[Opening Information section]

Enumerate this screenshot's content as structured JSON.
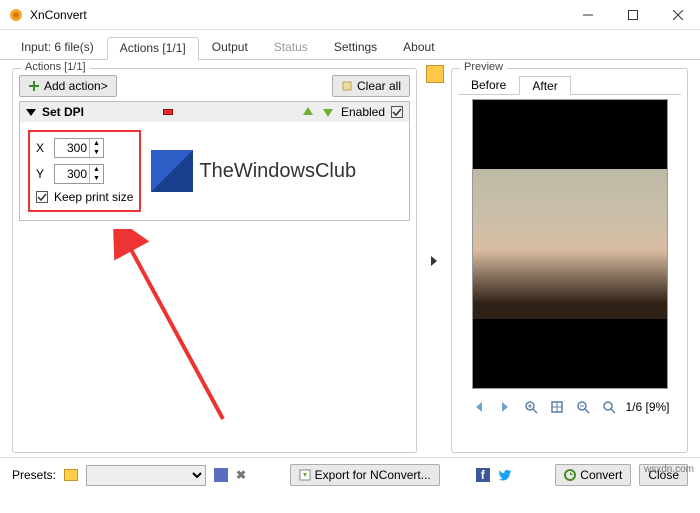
{
  "window": {
    "title": "XnConvert"
  },
  "tabs": {
    "input": "Input: 6 file(s)",
    "actions": "Actions [1/1]",
    "output": "Output",
    "status": "Status",
    "settings": "Settings",
    "about": "About"
  },
  "actions_panel": {
    "legend": "Actions [1/1]",
    "add_action": "Add action>",
    "clear_all": "Clear all",
    "item": {
      "name": "Set DPI",
      "enabled_label": "Enabled",
      "x_label": "X",
      "x_value": "300",
      "y_label": "Y",
      "y_value": "300",
      "keep_print": "Keep print size"
    }
  },
  "watermark_text": "TheWindowsClub",
  "preview": {
    "legend": "Preview",
    "before": "Before",
    "after": "After",
    "counter": "1/6 [9%]"
  },
  "bottom": {
    "presets_label": "Presets:",
    "export": "Export for NConvert...",
    "convert": "Convert",
    "close": "Close"
  },
  "source_watermark": "wsxdn.com"
}
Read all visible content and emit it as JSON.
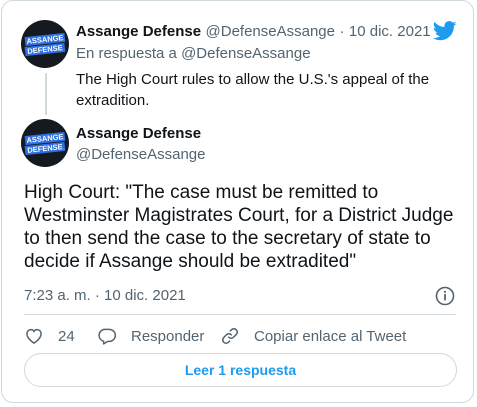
{
  "reply_tweet": {
    "author_name": "Assange Defense",
    "author_handle": "@DefenseAssange",
    "separator": "·",
    "date": "10 dic. 2021",
    "reply_context": "En respuesta a @DefenseAssange",
    "text": "The High Court rules to allow the U.S.'s appeal of the extradition.",
    "avatar_lines": [
      "ASSANGE",
      "DEFENSE"
    ]
  },
  "main_tweet": {
    "author_name": "Assange Defense",
    "author_handle": "@DefenseAssange",
    "text": "High Court: \"The case must be remitted to Westminster Magistrates Court, for a District Judge to then send the case to the secretary of state to decide if Assange should be extradited\"",
    "timestamp": "7:23 a. m. · 10 dic. 2021",
    "avatar_lines": [
      "ASSANGE",
      "DEFENSE"
    ]
  },
  "actions": {
    "like_count": "24",
    "reply_label": "Responder",
    "copy_link_label": "Copiar enlace al Tweet"
  },
  "read_replies_label": "Leer 1 respuesta",
  "colors": {
    "accent": "#1d9bf0",
    "muted": "#536471",
    "text": "#0f1419",
    "border": "#cfd9de",
    "avatar_bg": "#141a20",
    "avatar_stripe": "#2f6fe0"
  },
  "icons": [
    "twitter-bird-icon",
    "info-icon",
    "heart-icon",
    "reply-icon",
    "link-icon"
  ]
}
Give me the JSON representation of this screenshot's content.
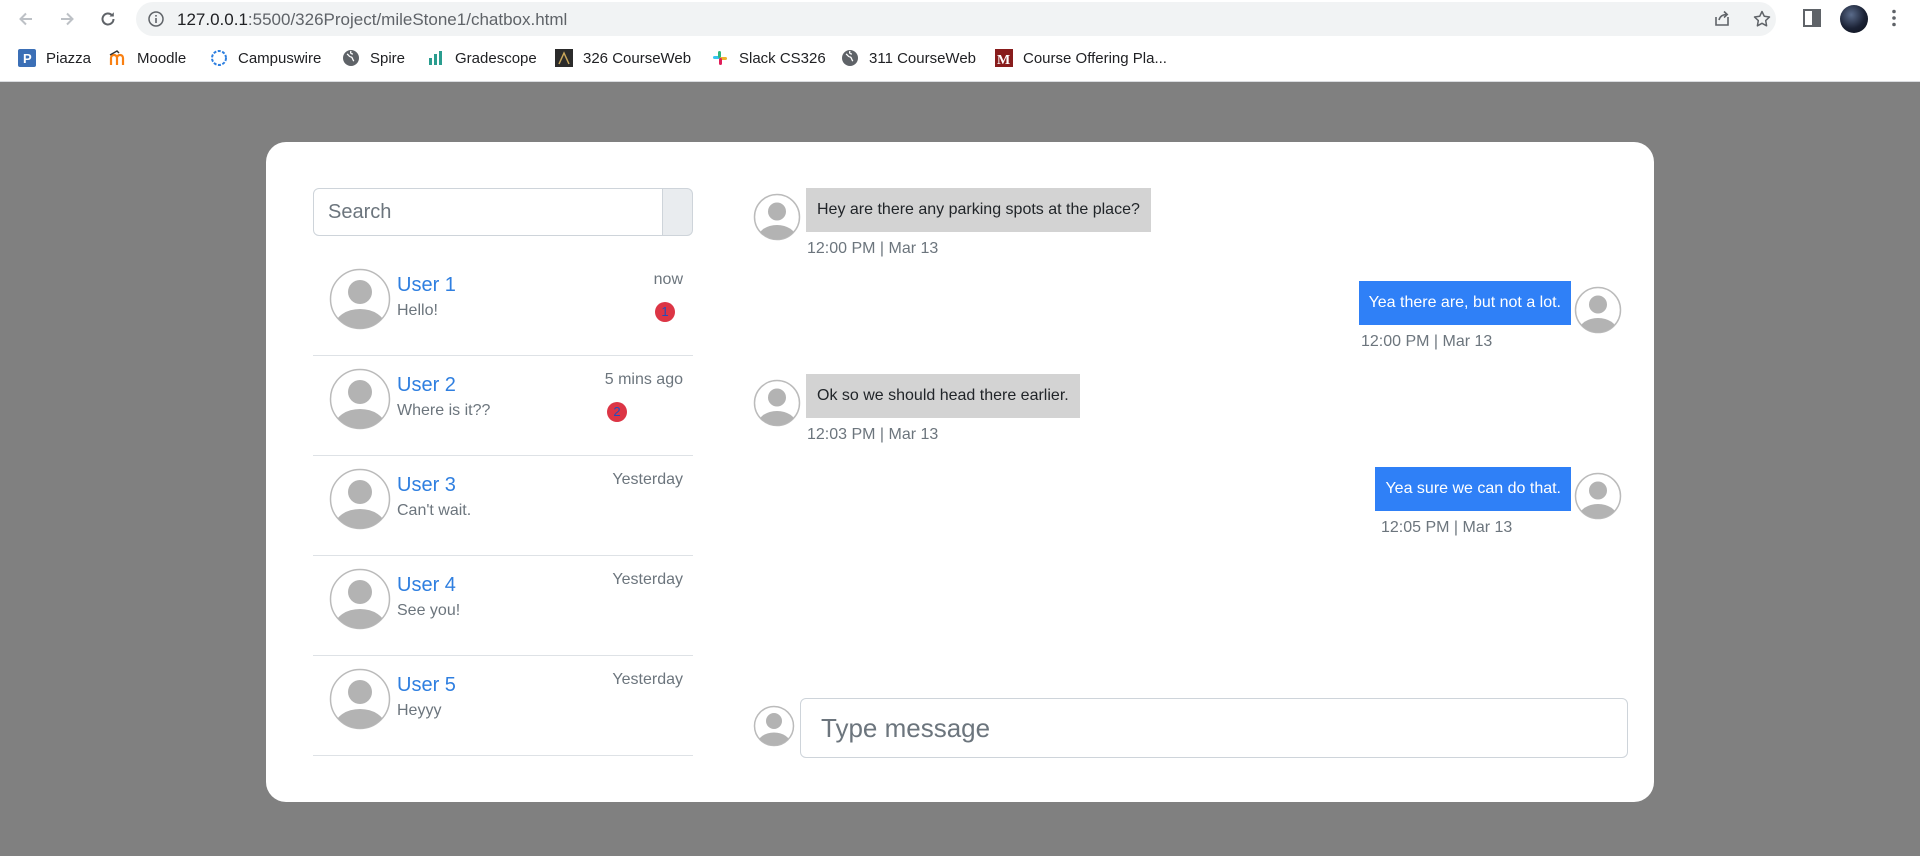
{
  "browser": {
    "url_host": "127.0.0.1",
    "url_path": ":5500/326Project/mileStone1/chatbox.html",
    "icons": [
      "back-arrow-icon",
      "forward-arrow-icon",
      "reload-icon",
      "info-icon",
      "share-icon",
      "star-icon",
      "side-panel-icon",
      "kebab-menu-icon"
    ]
  },
  "bookmarks": [
    {
      "label": "Piazza",
      "icon": "piazza-icon",
      "color": "#3b6fb6"
    },
    {
      "label": "Moodle",
      "icon": "moodle-icon",
      "color": "#f98012"
    },
    {
      "label": "Campuswire",
      "icon": "campuswire-icon",
      "color": "#2d7fe0"
    },
    {
      "label": "Spire",
      "icon": "globe-icon",
      "color": "#5f6368"
    },
    {
      "label": "Gradescope",
      "icon": "gradescope-icon",
      "color": "#2a9d8f"
    },
    {
      "label": "326 CourseWeb",
      "icon": "courseweb-icon",
      "color": "#3a3a3a"
    },
    {
      "label": "Slack CS326",
      "icon": "slack-icon",
      "color": "#e01e5a"
    },
    {
      "label": "311 CourseWeb",
      "icon": "globe-icon",
      "color": "#5f6368"
    },
    {
      "label": "Course Offering Pla...",
      "icon": "umass-icon",
      "color": "#881c1c"
    }
  ],
  "search": {
    "placeholder": "Search"
  },
  "contacts": [
    {
      "name": "User 1",
      "preview": "Hello!",
      "time": "now",
      "unread": "1"
    },
    {
      "name": "User 2",
      "preview": "Where is it??",
      "time": "5 mins ago",
      "unread": "2"
    },
    {
      "name": "User 3",
      "preview": "Can't wait.",
      "time": "Yesterday",
      "unread": null
    },
    {
      "name": "User 4",
      "preview": "See you!",
      "time": "Yesterday",
      "unread": null
    },
    {
      "name": "User 5",
      "preview": "Heyyy",
      "time": "Yesterday",
      "unread": null
    }
  ],
  "messages": [
    {
      "direction": "incoming",
      "text": "Hey are there any parking spots at the place?",
      "time": "12:00 PM | Mar 13"
    },
    {
      "direction": "outgoing",
      "text": "Yea there are, but not a lot.",
      "time": "12:00 PM | Mar 13"
    },
    {
      "direction": "incoming",
      "text": "Ok so we should head there earlier.",
      "time": "12:03 PM | Mar 13"
    },
    {
      "direction": "outgoing",
      "text": "Yea sure we can do that.",
      "time": "12:05 PM | Mar 13"
    }
  ],
  "composer": {
    "placeholder": "Type message"
  },
  "colors": {
    "page_background": "#808080",
    "incoming_bubble": "#d3d3d3",
    "outgoing_bubble": "#2f80f7",
    "contact_name": "#2f7fe0",
    "badge": "#dc3545"
  }
}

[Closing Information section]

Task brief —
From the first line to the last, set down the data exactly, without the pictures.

Task result —
Enumerate this screenshot's content as structured JSON.
{
  "window": {
    "title": "XnConvert"
  },
  "tabs": {
    "input": "Input: 6 file(s)",
    "actions": "Actions [1/1]",
    "output": "Output",
    "status": "Status",
    "settings": "Settings",
    "about": "About"
  },
  "actions_panel": {
    "legend": "Actions [1/1]",
    "add_action": "Add action>",
    "clear_all": "Clear all",
    "item": {
      "name": "Set DPI",
      "enabled_label": "Enabled",
      "x_label": "X",
      "x_value": "300",
      "y_label": "Y",
      "y_value": "300",
      "keep_print": "Keep print size"
    }
  },
  "watermark_text": "TheWindowsClub",
  "preview": {
    "legend": "Preview",
    "before": "Before",
    "after": "After",
    "counter": "1/6 [9%]"
  },
  "bottom": {
    "presets_label": "Presets:",
    "export": "Export for NConvert...",
    "convert": "Convert",
    "close": "Close"
  },
  "source_watermark": "wsxdn.com"
}
Read all visible content and emit it as JSON.
{
  "reply_tweet": {
    "author_name": "Assange Defense",
    "author_handle": "@DefenseAssange",
    "separator": "·",
    "date": "10 dic. 2021",
    "reply_context": "En respuesta a @DefenseAssange",
    "text": "The High Court rules to allow the U.S.'s appeal of the extradition.",
    "avatar_lines": [
      "ASSANGE",
      "DEFENSE"
    ]
  },
  "main_tweet": {
    "author_name": "Assange Defense",
    "author_handle": "@DefenseAssange",
    "text": "High Court: \"The case must be remitted to Westminster Magistrates Court, for a District Judge to then send the case to the secretary of state to decide if Assange should be extradited\"",
    "timestamp": "7:23 a. m. · 10 dic. 2021",
    "avatar_lines": [
      "ASSANGE",
      "DEFENSE"
    ]
  },
  "actions": {
    "like_count": "24",
    "reply_label": "Responder",
    "copy_link_label": "Copiar enlace al Tweet"
  },
  "read_replies_label": "Leer 1 respuesta",
  "colors": {
    "accent": "#1d9bf0",
    "muted": "#536471",
    "text": "#0f1419",
    "border": "#cfd9de",
    "avatar_bg": "#141a20",
    "avatar_stripe": "#2f6fe0"
  },
  "icons": [
    "twitter-bird-icon",
    "info-icon",
    "heart-icon",
    "reply-icon",
    "link-icon"
  ]
}
Give me the JSON representation of this screenshot's content.
{
  "browser": {
    "url_host": "127.0.0.1",
    "url_path": ":5500/326Project/mileStone1/chatbox.html",
    "icons": [
      "back-arrow-icon",
      "forward-arrow-icon",
      "reload-icon",
      "info-icon",
      "share-icon",
      "star-icon",
      "side-panel-icon",
      "kebab-menu-icon"
    ]
  },
  "bookmarks": [
    {
      "label": "Piazza",
      "icon": "piazza-icon",
      "color": "#3b6fb6"
    },
    {
      "label": "Moodle",
      "icon": "moodle-icon",
      "color": "#f98012"
    },
    {
      "label": "Campuswire",
      "icon": "campuswire-icon",
      "color": "#2d7fe0"
    },
    {
      "label": "Spire",
      "icon": "globe-icon",
      "color": "#5f6368"
    },
    {
      "label": "Gradescope",
      "icon": "gradescope-icon",
      "color": "#2a9d8f"
    },
    {
      "label": "326 CourseWeb",
      "icon": "courseweb-icon",
      "color": "#3a3a3a"
    },
    {
      "label": "Slack CS326",
      "icon": "slack-icon",
      "color": "#e01e5a"
    },
    {
      "label": "311 CourseWeb",
      "icon": "globe-icon",
      "color": "#5f6368"
    },
    {
      "label": "Course Offering Pla...",
      "icon": "umass-icon",
      "color": "#881c1c"
    }
  ],
  "search": {
    "placeholder": "Search"
  },
  "contacts": [
    {
      "name": "User 1",
      "preview": "Hello!",
      "time": "now",
      "unread": "1"
    },
    {
      "name": "User 2",
      "preview": "Where is it??",
      "time": "5 mins ago",
      "unread": "2"
    },
    {
      "name": "User 3",
      "preview": "Can't wait.",
      "time": "Yesterday",
      "unread": null
    },
    {
      "name": "User 4",
      "preview": "See you!",
      "time": "Yesterday",
      "unread": null
    },
    {
      "name": "User 5",
      "preview": "Heyyy",
      "time": "Yesterday",
      "unread": null
    }
  ],
  "messages": [
    {
      "direction": "incoming",
      "text": "Hey are there any parking spots at the place?",
      "time": "12:00 PM | Mar 13"
    },
    {
      "direction": "outgoing",
      "text": "Yea there are, but not a lot.",
      "time": "12:00 PM | Mar 13"
    },
    {
      "direction": "incoming",
      "text": "Ok so we should head there earlier.",
      "time": "12:03 PM | Mar 13"
    },
    {
      "direction": "outgoing",
      "text": "Yea sure we can do that.",
      "time": "12:05 PM | Mar 13"
    }
  ],
  "composer": {
    "placeholder": "Type message"
  },
  "colors": {
    "page_background": "#808080",
    "incoming_bubble": "#d3d3d3",
    "outgoing_bubble": "#2f80f7",
    "contact_name": "#2f7fe0",
    "badge": "#dc3545"
  }
}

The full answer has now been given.